When devices connect, disconnect, make provision attempts, and publish data, these events will be logged. The logging events are not saved, so they can only be viewed in real time either by the Logs section in the Product UI or Murano CLI. This is most useful in debugging and development applications.
Resource definitions have been updated to specify the available state fields of all devices connecting to the device gateway of a Murano Product. A Resource is identified by an
alias that has a data format (string, number, or boolean), and optionally a restricted set of allowed values and whether it is modifiable from "the cloud." Each device identity's state is maintained with the latest
set values for every resource.
Resources that are modifiable from "the cloud" have their
set value updated when non-device agents update the device state. Resources that are not modifiable from "the cloud" only have their state updated by the values the device reports.
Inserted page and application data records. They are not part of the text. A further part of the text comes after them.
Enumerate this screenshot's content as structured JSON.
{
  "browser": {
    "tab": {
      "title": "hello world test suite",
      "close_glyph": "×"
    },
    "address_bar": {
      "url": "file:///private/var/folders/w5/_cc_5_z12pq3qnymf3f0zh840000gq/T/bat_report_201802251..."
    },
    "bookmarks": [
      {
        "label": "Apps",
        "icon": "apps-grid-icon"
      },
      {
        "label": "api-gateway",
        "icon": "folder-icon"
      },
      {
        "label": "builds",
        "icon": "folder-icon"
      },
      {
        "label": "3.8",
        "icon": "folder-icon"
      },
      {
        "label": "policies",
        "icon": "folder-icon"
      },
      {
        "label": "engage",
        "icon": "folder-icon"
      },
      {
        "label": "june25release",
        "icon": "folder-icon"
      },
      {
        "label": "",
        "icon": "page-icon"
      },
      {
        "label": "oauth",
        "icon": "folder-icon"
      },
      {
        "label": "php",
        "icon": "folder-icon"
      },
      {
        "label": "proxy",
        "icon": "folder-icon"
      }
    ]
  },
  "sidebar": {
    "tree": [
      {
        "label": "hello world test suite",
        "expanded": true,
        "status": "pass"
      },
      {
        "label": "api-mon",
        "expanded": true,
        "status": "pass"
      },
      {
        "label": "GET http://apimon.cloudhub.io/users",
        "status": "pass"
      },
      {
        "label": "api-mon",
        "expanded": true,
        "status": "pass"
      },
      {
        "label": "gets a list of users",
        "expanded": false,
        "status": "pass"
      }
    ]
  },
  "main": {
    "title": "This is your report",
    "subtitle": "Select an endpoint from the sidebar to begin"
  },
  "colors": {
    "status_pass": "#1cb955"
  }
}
The term "the cloud" is a placeholder for any agent such as a mobile or web application that can be authorized to set the device state.
From the connecting device's perspective, there is no change. That is, getting a resource will get the current "set" value in the device's state. Anytime a device posts data to a resource, both "reported" and "set" values in the device's state are updated, whereas when "the cloud" uses the
setIdentityState API method, it only updates the "set" value.
The Content area is a simple file storage area that devices can download things like firmware updates and is unique to each Product.
For more in-depth, technical information on the ADC feature set, please refer to the resources below:
Q: How is Murano's Advanced Device Connectivity different than One Platform?
A: The following high-level features highlight some of the many improvements:
- Using TLS client certificates for authentication support the use of hardware crypto modules, providing an addtional layer of security.
- Logging and debugging features like the ability to see the last device IP address, and a UI that has been written with the device developer in mind.
- Sub-second time resolution. A frequently requested feature for One Platform was the ability to write multiple values within a second. The new Murano device gateway supports this.
- A user interface for content/firmware management for connected devices.